• [Given entries]:
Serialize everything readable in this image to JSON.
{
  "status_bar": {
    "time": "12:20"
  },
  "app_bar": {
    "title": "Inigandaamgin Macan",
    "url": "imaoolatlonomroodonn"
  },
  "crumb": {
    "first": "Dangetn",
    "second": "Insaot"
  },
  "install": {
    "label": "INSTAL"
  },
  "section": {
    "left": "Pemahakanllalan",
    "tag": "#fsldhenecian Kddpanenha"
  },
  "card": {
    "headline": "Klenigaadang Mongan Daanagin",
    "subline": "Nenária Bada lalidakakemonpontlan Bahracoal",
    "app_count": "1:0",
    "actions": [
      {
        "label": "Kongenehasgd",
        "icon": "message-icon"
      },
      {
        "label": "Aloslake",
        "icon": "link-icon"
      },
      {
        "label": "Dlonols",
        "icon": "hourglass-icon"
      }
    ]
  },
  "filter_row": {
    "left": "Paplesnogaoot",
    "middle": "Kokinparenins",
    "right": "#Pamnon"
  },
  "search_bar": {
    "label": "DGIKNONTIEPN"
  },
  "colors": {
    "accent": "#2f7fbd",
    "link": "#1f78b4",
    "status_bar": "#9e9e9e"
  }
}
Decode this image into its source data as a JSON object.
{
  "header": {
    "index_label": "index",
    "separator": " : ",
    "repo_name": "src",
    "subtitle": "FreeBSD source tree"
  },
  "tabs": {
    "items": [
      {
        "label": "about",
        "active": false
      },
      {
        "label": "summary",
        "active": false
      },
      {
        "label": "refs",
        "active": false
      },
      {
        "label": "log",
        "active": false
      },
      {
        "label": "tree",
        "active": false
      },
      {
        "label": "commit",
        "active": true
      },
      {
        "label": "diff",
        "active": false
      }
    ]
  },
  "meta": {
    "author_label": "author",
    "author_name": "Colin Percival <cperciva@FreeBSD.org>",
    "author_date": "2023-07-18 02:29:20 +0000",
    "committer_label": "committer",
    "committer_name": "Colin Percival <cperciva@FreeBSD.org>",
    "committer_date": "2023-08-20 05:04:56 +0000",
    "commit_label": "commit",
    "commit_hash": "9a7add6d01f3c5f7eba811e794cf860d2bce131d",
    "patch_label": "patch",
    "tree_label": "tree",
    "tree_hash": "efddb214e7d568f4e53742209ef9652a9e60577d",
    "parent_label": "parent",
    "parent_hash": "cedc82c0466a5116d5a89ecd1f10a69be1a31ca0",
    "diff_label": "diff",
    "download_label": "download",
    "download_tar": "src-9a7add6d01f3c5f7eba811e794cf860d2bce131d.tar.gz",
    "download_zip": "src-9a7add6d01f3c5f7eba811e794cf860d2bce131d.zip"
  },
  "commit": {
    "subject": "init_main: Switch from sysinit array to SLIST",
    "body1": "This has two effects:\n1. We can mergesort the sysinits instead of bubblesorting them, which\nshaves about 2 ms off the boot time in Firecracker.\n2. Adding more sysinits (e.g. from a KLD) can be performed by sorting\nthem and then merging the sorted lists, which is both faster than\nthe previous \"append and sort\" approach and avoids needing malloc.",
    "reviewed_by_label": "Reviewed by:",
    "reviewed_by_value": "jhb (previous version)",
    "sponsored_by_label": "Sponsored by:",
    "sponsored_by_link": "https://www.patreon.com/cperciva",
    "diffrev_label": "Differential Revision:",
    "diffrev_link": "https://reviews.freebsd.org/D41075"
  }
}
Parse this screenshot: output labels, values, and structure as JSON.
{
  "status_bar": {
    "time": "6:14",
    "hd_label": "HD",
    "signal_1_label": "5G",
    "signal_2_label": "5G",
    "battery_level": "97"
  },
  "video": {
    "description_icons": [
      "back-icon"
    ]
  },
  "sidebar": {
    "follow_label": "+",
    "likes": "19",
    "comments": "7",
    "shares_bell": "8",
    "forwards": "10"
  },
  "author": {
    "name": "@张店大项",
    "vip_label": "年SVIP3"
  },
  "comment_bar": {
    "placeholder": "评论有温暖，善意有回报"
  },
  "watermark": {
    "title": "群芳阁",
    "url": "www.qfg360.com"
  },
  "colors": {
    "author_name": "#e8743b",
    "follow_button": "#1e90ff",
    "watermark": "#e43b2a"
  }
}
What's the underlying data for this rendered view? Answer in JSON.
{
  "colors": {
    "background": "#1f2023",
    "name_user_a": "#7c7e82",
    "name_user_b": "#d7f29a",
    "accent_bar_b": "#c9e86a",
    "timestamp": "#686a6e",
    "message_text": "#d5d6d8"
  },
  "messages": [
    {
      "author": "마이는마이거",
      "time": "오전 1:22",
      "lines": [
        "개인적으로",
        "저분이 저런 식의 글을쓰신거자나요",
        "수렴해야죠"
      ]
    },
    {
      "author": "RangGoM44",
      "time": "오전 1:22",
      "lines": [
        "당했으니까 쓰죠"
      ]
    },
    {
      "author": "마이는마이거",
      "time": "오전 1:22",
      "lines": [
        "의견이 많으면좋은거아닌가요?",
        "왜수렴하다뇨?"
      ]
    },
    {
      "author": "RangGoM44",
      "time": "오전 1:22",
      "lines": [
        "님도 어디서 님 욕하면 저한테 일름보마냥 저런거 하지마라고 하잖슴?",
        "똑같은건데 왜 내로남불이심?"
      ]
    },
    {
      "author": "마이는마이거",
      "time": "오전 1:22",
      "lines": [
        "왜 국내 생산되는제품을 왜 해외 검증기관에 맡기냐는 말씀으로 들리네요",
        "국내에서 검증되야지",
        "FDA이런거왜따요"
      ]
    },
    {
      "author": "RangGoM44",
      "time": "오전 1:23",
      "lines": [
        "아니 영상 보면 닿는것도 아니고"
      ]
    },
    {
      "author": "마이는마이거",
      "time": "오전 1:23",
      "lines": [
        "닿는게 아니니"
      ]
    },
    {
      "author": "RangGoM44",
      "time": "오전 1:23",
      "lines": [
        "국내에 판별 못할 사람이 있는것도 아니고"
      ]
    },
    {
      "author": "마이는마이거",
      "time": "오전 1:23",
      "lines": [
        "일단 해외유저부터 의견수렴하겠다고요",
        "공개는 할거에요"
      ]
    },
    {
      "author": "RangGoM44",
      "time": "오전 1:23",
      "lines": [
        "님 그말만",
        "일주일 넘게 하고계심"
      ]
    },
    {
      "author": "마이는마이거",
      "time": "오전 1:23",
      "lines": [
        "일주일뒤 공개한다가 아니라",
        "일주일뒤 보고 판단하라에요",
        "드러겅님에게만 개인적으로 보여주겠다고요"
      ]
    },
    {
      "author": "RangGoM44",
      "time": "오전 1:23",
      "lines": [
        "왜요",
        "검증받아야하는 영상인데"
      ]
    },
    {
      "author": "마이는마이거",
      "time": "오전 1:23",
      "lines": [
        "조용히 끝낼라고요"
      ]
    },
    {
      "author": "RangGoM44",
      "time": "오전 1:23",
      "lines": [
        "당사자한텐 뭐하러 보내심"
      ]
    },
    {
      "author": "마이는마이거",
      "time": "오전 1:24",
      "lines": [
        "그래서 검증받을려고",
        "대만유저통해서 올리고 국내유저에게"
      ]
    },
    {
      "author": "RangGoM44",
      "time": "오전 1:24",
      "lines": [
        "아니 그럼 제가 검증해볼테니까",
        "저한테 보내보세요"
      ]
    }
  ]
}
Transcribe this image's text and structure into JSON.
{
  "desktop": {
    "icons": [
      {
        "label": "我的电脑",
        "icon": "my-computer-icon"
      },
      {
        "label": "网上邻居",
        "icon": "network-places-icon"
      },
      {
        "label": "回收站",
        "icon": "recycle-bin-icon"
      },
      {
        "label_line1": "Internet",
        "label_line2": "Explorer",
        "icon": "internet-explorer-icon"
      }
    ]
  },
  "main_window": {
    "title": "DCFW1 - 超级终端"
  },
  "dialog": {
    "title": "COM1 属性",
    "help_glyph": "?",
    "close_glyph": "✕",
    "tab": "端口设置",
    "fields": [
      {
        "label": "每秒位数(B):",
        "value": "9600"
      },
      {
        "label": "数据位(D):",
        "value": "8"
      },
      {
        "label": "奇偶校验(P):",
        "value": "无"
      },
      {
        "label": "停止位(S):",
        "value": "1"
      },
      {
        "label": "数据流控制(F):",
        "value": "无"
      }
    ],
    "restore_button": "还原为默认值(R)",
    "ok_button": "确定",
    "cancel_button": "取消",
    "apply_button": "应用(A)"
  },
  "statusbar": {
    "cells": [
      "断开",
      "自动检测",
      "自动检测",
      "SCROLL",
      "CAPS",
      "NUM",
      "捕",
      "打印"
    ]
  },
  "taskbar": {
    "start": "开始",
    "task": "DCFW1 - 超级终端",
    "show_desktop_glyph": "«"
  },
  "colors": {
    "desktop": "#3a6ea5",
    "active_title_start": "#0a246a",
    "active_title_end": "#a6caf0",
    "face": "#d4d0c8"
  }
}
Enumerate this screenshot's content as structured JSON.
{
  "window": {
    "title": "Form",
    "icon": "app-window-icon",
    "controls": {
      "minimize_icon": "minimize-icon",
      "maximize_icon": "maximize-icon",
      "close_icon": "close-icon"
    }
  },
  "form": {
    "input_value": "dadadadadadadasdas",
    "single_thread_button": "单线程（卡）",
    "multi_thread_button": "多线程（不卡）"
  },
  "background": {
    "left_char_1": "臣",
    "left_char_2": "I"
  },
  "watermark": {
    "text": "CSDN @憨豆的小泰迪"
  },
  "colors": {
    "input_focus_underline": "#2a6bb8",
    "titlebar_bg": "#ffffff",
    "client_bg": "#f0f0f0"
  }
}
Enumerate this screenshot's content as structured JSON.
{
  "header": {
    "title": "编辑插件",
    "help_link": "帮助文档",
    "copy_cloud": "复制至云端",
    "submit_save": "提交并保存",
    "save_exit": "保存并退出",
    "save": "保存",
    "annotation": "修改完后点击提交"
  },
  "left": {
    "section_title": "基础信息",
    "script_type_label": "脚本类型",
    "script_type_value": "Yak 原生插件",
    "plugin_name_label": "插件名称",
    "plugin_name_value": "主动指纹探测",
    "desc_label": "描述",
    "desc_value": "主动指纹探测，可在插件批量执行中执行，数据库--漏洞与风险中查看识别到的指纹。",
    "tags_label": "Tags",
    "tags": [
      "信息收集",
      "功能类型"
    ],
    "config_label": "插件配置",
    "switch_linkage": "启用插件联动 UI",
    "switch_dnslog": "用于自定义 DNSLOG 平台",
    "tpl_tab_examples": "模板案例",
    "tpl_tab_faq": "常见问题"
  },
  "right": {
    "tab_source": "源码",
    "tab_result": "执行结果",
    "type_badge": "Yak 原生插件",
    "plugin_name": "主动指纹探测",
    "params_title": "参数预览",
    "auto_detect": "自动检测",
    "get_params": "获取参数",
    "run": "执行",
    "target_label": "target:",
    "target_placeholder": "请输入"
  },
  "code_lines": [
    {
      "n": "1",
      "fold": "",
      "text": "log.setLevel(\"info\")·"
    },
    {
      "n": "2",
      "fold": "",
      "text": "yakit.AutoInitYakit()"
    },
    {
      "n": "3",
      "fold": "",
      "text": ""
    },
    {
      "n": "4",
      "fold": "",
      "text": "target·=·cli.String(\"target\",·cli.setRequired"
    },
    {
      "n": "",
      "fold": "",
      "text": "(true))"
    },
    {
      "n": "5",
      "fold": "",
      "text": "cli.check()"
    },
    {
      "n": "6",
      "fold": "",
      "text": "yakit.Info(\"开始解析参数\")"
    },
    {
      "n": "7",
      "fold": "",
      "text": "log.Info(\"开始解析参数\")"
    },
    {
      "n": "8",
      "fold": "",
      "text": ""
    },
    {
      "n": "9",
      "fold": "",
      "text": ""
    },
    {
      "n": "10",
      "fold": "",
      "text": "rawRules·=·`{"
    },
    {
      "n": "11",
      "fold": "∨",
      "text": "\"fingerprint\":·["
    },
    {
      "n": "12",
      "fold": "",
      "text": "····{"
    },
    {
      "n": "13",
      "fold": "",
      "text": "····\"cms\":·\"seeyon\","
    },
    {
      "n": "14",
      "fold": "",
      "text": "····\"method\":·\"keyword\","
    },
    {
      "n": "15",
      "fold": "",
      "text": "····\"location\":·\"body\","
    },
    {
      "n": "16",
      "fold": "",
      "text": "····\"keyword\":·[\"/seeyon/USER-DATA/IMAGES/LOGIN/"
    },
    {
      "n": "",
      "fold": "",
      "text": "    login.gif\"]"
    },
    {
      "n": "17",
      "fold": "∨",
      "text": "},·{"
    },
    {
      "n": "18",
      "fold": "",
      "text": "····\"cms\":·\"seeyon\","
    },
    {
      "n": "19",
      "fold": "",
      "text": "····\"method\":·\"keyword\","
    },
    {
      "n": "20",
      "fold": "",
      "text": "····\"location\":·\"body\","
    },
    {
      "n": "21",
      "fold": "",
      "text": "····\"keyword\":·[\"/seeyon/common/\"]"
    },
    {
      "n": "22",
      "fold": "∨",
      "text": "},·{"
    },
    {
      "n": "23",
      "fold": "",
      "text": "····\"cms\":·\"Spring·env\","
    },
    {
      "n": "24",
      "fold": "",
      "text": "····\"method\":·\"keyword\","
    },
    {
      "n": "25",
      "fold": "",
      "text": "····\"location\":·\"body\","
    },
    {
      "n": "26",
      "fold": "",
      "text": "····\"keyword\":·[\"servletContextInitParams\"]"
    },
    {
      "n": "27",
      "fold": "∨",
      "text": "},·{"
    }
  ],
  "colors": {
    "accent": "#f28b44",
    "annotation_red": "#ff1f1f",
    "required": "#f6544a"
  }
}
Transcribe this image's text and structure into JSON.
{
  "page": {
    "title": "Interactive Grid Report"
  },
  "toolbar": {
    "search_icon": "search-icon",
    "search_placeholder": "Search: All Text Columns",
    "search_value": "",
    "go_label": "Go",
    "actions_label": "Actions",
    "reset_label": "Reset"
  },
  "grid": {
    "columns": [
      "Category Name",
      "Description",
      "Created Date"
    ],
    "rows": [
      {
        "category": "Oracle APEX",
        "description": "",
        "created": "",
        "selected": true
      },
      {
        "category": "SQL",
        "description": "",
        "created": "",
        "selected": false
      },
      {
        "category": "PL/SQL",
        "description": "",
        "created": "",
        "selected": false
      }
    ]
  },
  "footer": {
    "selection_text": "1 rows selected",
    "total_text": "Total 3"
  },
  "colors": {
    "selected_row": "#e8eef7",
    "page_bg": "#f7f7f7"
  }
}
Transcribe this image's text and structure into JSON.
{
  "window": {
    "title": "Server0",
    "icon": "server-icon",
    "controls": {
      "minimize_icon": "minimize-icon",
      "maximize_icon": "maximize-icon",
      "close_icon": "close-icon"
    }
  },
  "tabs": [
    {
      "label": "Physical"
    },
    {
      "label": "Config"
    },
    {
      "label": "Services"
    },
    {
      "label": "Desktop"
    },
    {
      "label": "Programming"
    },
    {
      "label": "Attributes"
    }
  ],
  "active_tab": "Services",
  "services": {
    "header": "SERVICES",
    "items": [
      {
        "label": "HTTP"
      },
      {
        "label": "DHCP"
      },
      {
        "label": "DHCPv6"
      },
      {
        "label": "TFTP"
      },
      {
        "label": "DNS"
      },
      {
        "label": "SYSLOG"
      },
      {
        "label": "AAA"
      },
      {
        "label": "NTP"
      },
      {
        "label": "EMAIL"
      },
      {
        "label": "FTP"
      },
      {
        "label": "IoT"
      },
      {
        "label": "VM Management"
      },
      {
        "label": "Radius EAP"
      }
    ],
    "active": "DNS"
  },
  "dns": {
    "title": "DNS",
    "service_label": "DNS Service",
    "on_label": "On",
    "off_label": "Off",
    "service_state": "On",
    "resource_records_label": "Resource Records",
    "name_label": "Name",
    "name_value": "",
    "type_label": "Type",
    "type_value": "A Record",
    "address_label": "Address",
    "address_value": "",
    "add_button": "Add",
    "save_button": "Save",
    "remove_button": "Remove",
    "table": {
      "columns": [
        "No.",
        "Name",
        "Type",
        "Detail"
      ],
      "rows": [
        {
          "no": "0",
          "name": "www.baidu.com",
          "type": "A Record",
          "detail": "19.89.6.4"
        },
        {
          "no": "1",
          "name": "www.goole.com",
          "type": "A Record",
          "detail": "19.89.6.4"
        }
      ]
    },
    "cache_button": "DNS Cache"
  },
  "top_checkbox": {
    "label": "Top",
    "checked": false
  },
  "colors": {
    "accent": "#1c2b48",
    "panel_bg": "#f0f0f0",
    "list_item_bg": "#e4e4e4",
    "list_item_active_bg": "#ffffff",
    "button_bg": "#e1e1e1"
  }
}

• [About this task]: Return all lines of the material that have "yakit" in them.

• [Expected answer]:
      "text": "yakit.AutoInitYakit()"
      "text": "yakit.Info(\"开始解析参数\")"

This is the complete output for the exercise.